Under Scholtz’s leadership, the county went on to methodically upgrade and expand existing parks and develop several new ones with the support of millions of dollars in grants received from the Michigan Natural Resources Trust Fund that was matched with local funding.
Today, Ottawa County’s parks system consists of 40 parks, natural areas and open spaces that cover more than 7,000 acres and includes six public beaches on Lake Michigan and 150 miles of hiking and biking trails.
After forming the parks department more than 30 years ago, the county first identified and inventoried pristine dunelands, property fronting Lake Michigan, and the Grand River, Pigeon Creek and Macatawa River corridors to target for future acquisition. Guided by a long-term strategic plan, the county over the years acquired thousands of acres for new parks, natural areas and open spaces.
That effort took off in earnest in 1996 when voters first approved a 0.33-mill tax levy for parks, including programming and land acquisition. Voters have since renewed the parks levy twice for 10 years each, and by wide margins, most recently in 2016.
“Our parks in a lot of cases are people’s backyards,” said Jason Shamblin, Ottawa County’s parks director since last summer who succeeded Scholtz following his retirement after more than 30 years. “We know that they see the value of the parks.”
The parks millage generates about $3.5 million annually for operations and capital projects, Shamblin said.
The new Ottawa County parks developed over the years include the 142-acre Connor Bayou Park on the Grand River, Hemlock Crossing with 239 acres of woods and wetlands along the Pigeon River in West Olive, and Rosy Mound Natural Area, a duneland previously owned by a mining company that sports a 0.7-mile trail through the woods to Lake Michigan.
In Jenison, the 187-acre Grand Ravines features a half-mile trail along the Grand River with a 275-foot suspension bridge. The county first acquired 68 acres of former farmland in 1999, then added an adjacent 100-acre parcel that overlooks the river and another 19-acre riverfront parcel for a natural area. Improvements began in 2015.
The latest addition to the parks system is Ottawa Sands, a 345-acre former sand-mining operation in Ferrysburg situated on a bend of the Grand River, across from Grand Haven, that includes an 80-acre inland lake.
The park opened last October and planning will begin soon on crafting a master plan for Ottawa Sands, Shamblin said.

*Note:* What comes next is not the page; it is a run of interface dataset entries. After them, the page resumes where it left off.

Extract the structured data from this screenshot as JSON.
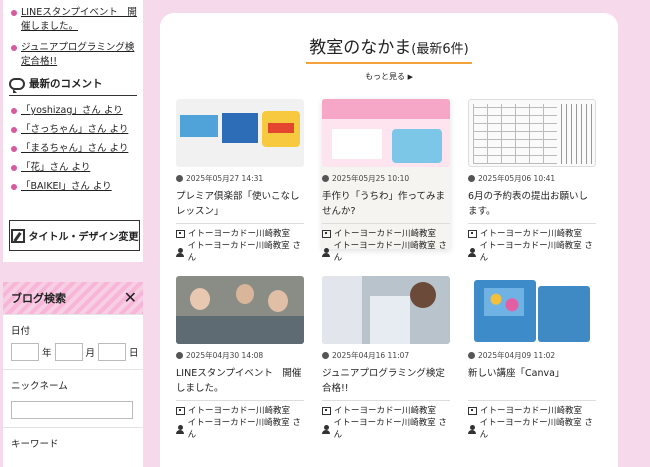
{
  "sidebar": {
    "news": [
      "LINEスタンプイベント　開催しました。",
      "ジュニアプログラミング検定合格!!"
    ],
    "comments_title": "最新のコメント",
    "comments": [
      "「yoshizag」さん より",
      "「さっちゃん」さん より",
      "「まるちゃん」さん より",
      "「花」さん より",
      "「BAIKEI」さん より"
    ],
    "design_button": "タイトル・デザイン変更",
    "search": {
      "title": "ブログ検索",
      "date_label": "日付",
      "year": "年",
      "month": "月",
      "day": "日",
      "nickname_label": "ニックネーム",
      "keyword_label": "キーワード"
    }
  },
  "main": {
    "title": "教室のなかま",
    "title_sub": "(最新6件)",
    "more_link": "もっと見る",
    "cards": [
      {
        "date": "2025年05月27 14:31",
        "title": "プレミア倶楽部「使いこなしレッスン」",
        "school": "イトーヨーカドー川崎教室",
        "author": "イトーヨーカドー川崎教室 さん"
      },
      {
        "date": "2025年05月25 10:10",
        "title": "手作り「うちわ」作ってみませんか?",
        "school": "イトーヨーカドー川崎教室",
        "author": "イトーヨーカドー川崎教室 さん"
      },
      {
        "date": "2025年05月06 10:41",
        "title": "6月の予約表の提出お願いします。",
        "school": "イトーヨーカドー川崎教室",
        "author": "イトーヨーカドー川崎教室 さん"
      },
      {
        "date": "2025年04月30 14:08",
        "title": "LINEスタンプイベント　開催しました。",
        "school": "イトーヨーカドー川崎教室",
        "author": "イトーヨーカドー川崎教室 さん"
      },
      {
        "date": "2025年04月16 11:07",
        "title": "ジュニアプログラミング検定合格!!",
        "school": "イトーヨーカドー川崎教室",
        "author": "イトーヨーカドー川崎教室 さん"
      },
      {
        "date": "2025年04月09 11:02",
        "title": "新しい講座「Canva」",
        "school": "イトーヨーカドー川崎教室",
        "author": "イトーヨーカドー川崎教室 さん"
      }
    ]
  },
  "colors": {
    "background": "#f7d9ec",
    "accent_pink": "#d65aa0",
    "title_underline": "#f4a23a"
  },
  "icons": [
    "chat-bubble-icon",
    "pencil-icon",
    "close-icon",
    "clock-icon",
    "building-icon",
    "person-icon",
    "chevron-right-icon"
  ]
}
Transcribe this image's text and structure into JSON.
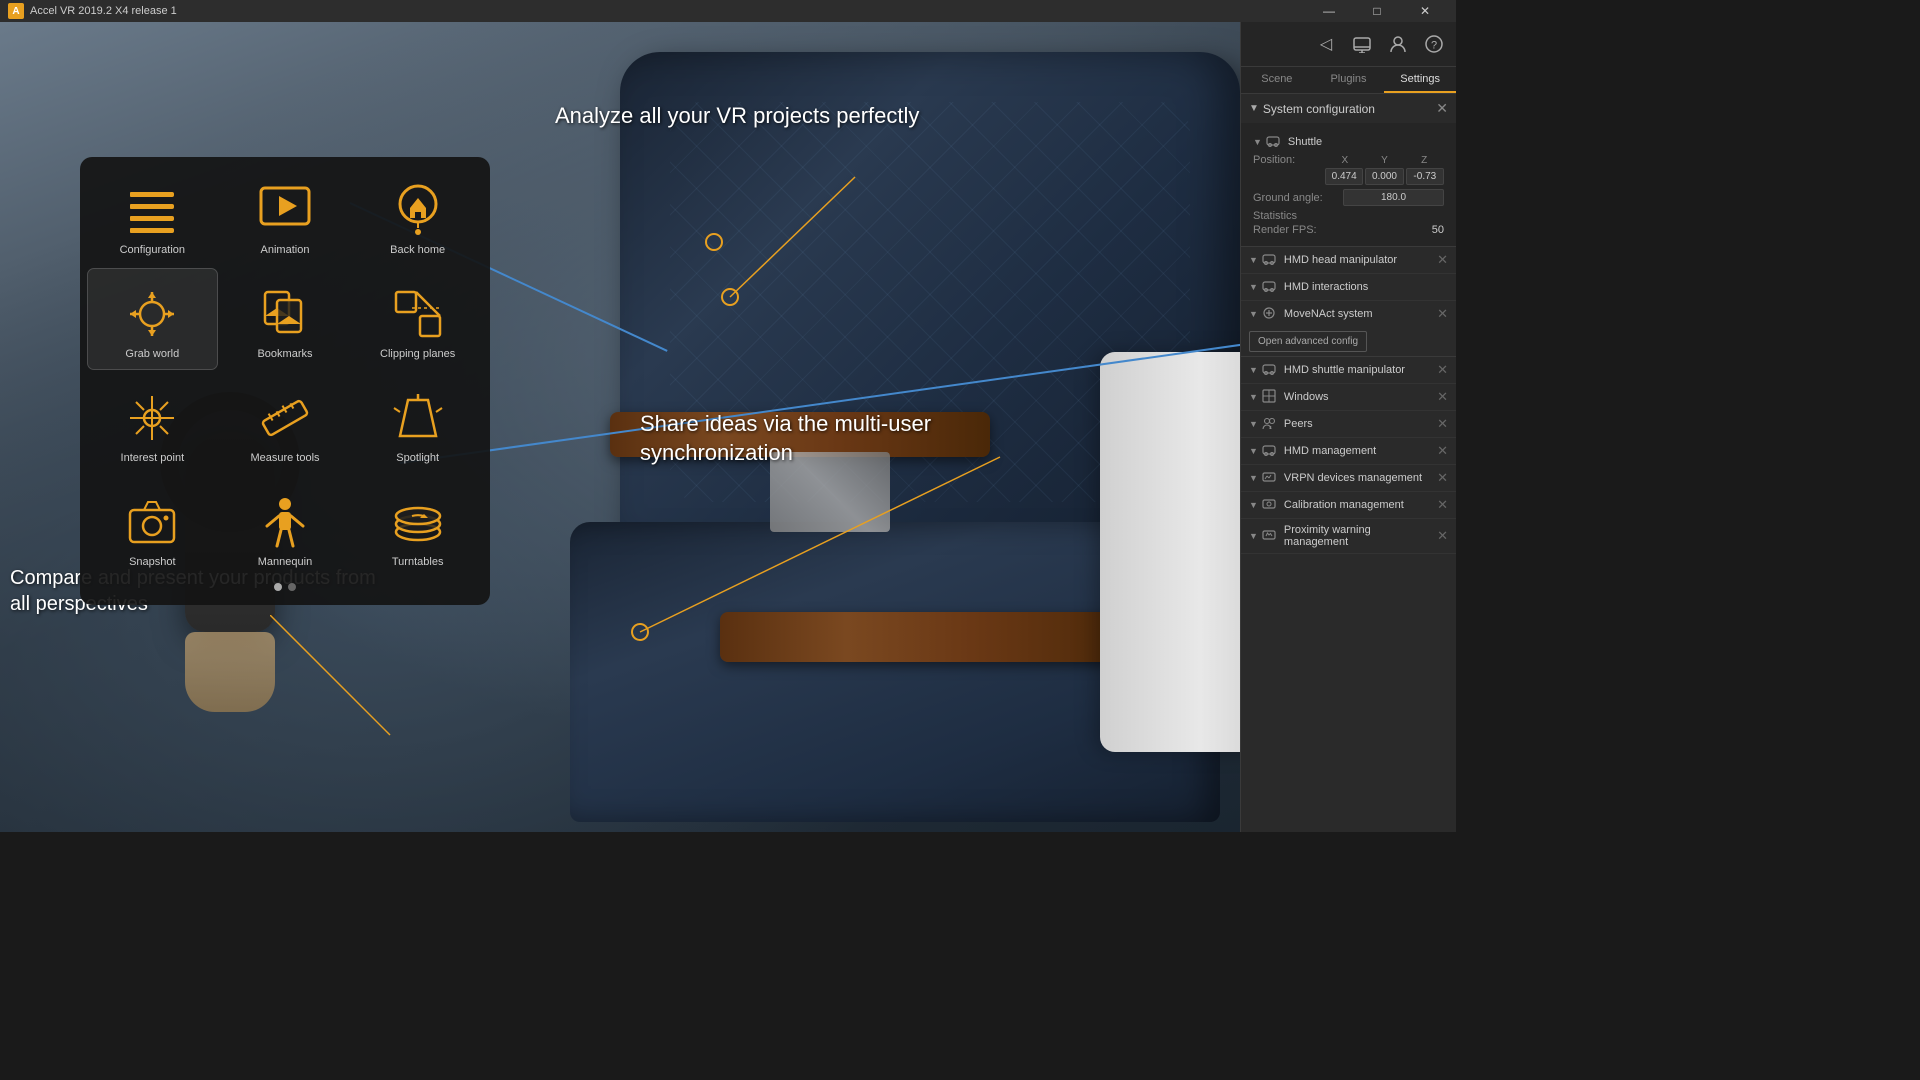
{
  "titlebar": {
    "title": "Accel VR 2019.2 X4 release 1",
    "icon": "A",
    "controls": {
      "minimize": "—",
      "maximize": "□",
      "close": "✕"
    }
  },
  "toolbar": {
    "icons": [
      "rss",
      "monitor",
      "user",
      "help"
    ]
  },
  "vr_menu": {
    "items": [
      {
        "id": "configuration",
        "label": "Configuration",
        "icon": "list"
      },
      {
        "id": "animation",
        "label": "Animation",
        "icon": "film"
      },
      {
        "id": "back_home",
        "label": "Back home",
        "icon": "home"
      },
      {
        "id": "grab_world",
        "label": "Grab world",
        "icon": "arrows"
      },
      {
        "id": "bookmarks",
        "label": "Bookmarks",
        "icon": "bookmark"
      },
      {
        "id": "clipping_planes",
        "label": "Clipping planes",
        "icon": "scissors"
      },
      {
        "id": "interest_point",
        "label": "Interest point",
        "icon": "star"
      },
      {
        "id": "measure_tools",
        "label": "Measure tools",
        "icon": "ruler"
      },
      {
        "id": "spotlight",
        "label": "Spotlight",
        "icon": "flashlight"
      },
      {
        "id": "snapshot",
        "label": "Snapshot",
        "icon": "camera"
      },
      {
        "id": "mannequin",
        "label": "Mannequin",
        "icon": "person"
      },
      {
        "id": "turntables",
        "label": "Turntables",
        "icon": "rotate"
      }
    ],
    "dots": [
      true,
      false
    ]
  },
  "annotations": {
    "top": "Analyze all your VR projects perfectly",
    "middle": "Share ideas via the multi-user synchronization",
    "bottom": "Compare and present your products from all perspectives"
  },
  "right_panel": {
    "top_icons": [
      "rss-icon",
      "monitor-icon",
      "user-icon",
      "help-icon"
    ],
    "tabs": [
      "Scene",
      "Plugins",
      "Settings"
    ],
    "active_tab": "Settings",
    "system_config": {
      "title": "System configuration",
      "shuttle": {
        "label": "Shuttle"
      },
      "position": {
        "label": "Position:",
        "x": "0.474",
        "y": "0.000",
        "z": "-0.73"
      },
      "ground_angle": {
        "label": "Ground angle:",
        "value": "180.0"
      },
      "statistics": {
        "label": "Statistics",
        "render_fps_label": "Render FPS:",
        "render_fps_value": "50"
      }
    },
    "list_items": [
      {
        "id": "hmd_head",
        "label": "HMD head manipulator",
        "has_close": true
      },
      {
        "id": "hmd_interactions",
        "label": "HMD interactions",
        "has_close": false
      },
      {
        "id": "moveNact",
        "label": "MoveNAct system",
        "has_close": true,
        "has_advanced": true,
        "advanced_label": "Open advanced config"
      },
      {
        "id": "hmd_shuttle",
        "label": "HMD shuttle manipulator",
        "has_close": true
      },
      {
        "id": "windows",
        "label": "Windows",
        "has_close": true
      },
      {
        "id": "peers",
        "label": "Peers",
        "has_close": true
      },
      {
        "id": "hmd_management",
        "label": "HMD management",
        "has_close": true
      },
      {
        "id": "vrpn_devices",
        "label": "VRPN devices management",
        "has_close": true
      },
      {
        "id": "calibration",
        "label": "Calibration management",
        "has_close": true
      },
      {
        "id": "proximity",
        "label": "Proximity warning management",
        "has_close": true
      }
    ]
  }
}
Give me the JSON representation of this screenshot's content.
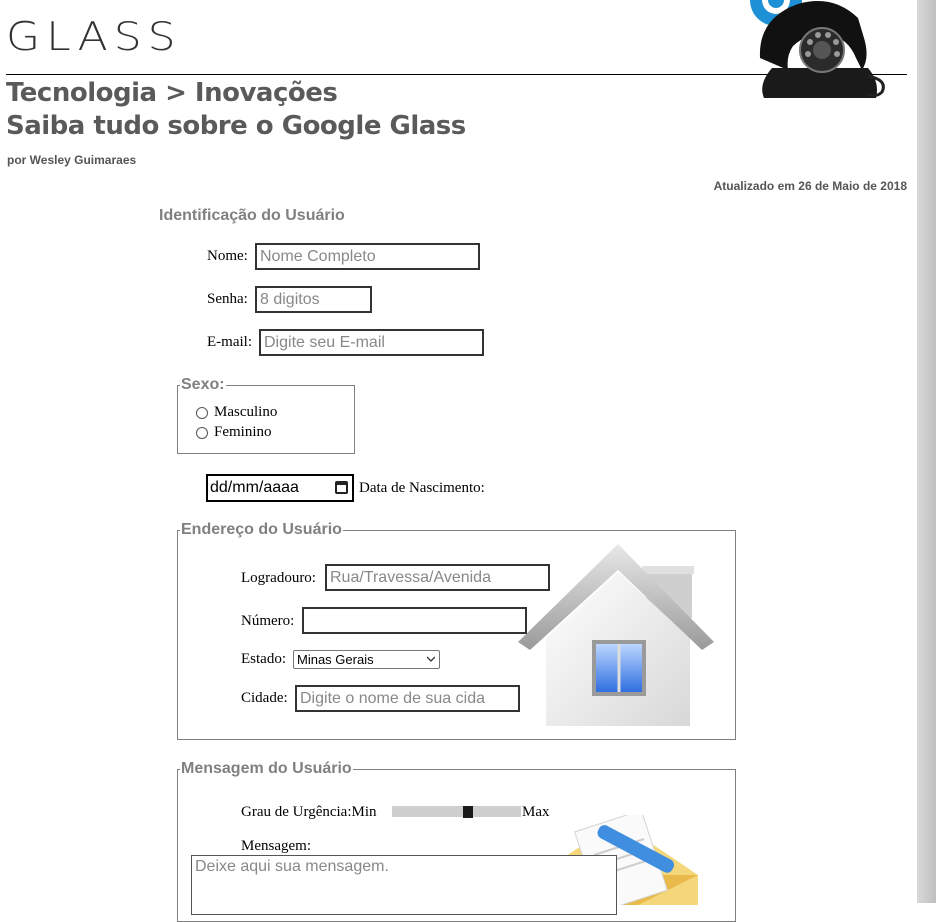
{
  "site": {
    "logo": "GLASS",
    "breadcrumb": "Tecnologia > Inovações",
    "headline": "Saiba tudo sobre o Google Glass",
    "byline": "por Wesley Guimaraes",
    "updated": "Atualizado em 26 de Maio de 2018"
  },
  "identification": {
    "title": "Identificação do Usuário",
    "nome_label": "Nome:",
    "nome_placeholder": "Nome Completo",
    "senha_label": "Senha:",
    "senha_placeholder": "8 digitos",
    "email_label": "E-mail:",
    "email_placeholder": "Digite seu E-mail"
  },
  "sexo": {
    "legend": "Sexo:",
    "options": [
      "Masculino",
      "Feminino"
    ]
  },
  "birth": {
    "placeholder": "dd/mm/aaaa",
    "label": "Data de Nascimento:"
  },
  "address": {
    "legend": "Endereço do Usuário",
    "logradouro_label": "Logradouro:",
    "logradouro_placeholder": "Rua/Travessa/Avenida",
    "numero_label": "Número:",
    "estado_label": "Estado:",
    "estado_value": "Minas Gerais",
    "cidade_label": "Cidade:",
    "cidade_placeholder": "Digite o nome de sua cida"
  },
  "message": {
    "legend": "Mensagem do Usuário",
    "urgency_label": "Grau de Urgência:Min",
    "urgency_max": "Max",
    "urgency_level": 0.6,
    "message_label": "Mensagem:",
    "message_placeholder": "Deixe aqui sua mensagem."
  },
  "icons": {
    "phone": "telephone-at-icon",
    "house": "house-icon",
    "mail": "envelope-icon"
  }
}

“Our goal is to really look at the natural resources of the site and look at a plan that preserves the amazing natural resources, and then open it up for public access,” he said.
The county also continues development of the Grand River Greenway, a trail network following the river’s length that will connect to a trail system in Kent County. The $41 million project will take until 2024 to complete.
A capital campaign to raise $7.2 million to support the Grand River Greenway’s development has so far netted $6.1 million in commitments, Shamblin said.
Amenities such as the Grand River Greenway, and the work to create trail systems along other waterways, adds to the appeal when pitching Ottawa County, Owens said.
When contacted by a company that’s recruiting talent and seeking relocation information about the area for prospective employees, Lakeshore Advantage always includes details about the Ottawa County parks system “to help them make the case that it’s not only a great place to work in, but a great place to live,” Owens said.
“It’s a key part of the sales pitch, and not all companies are really aware of the importance of speaking to the amenities and the recreation that we have as a way to close the deal,” she said.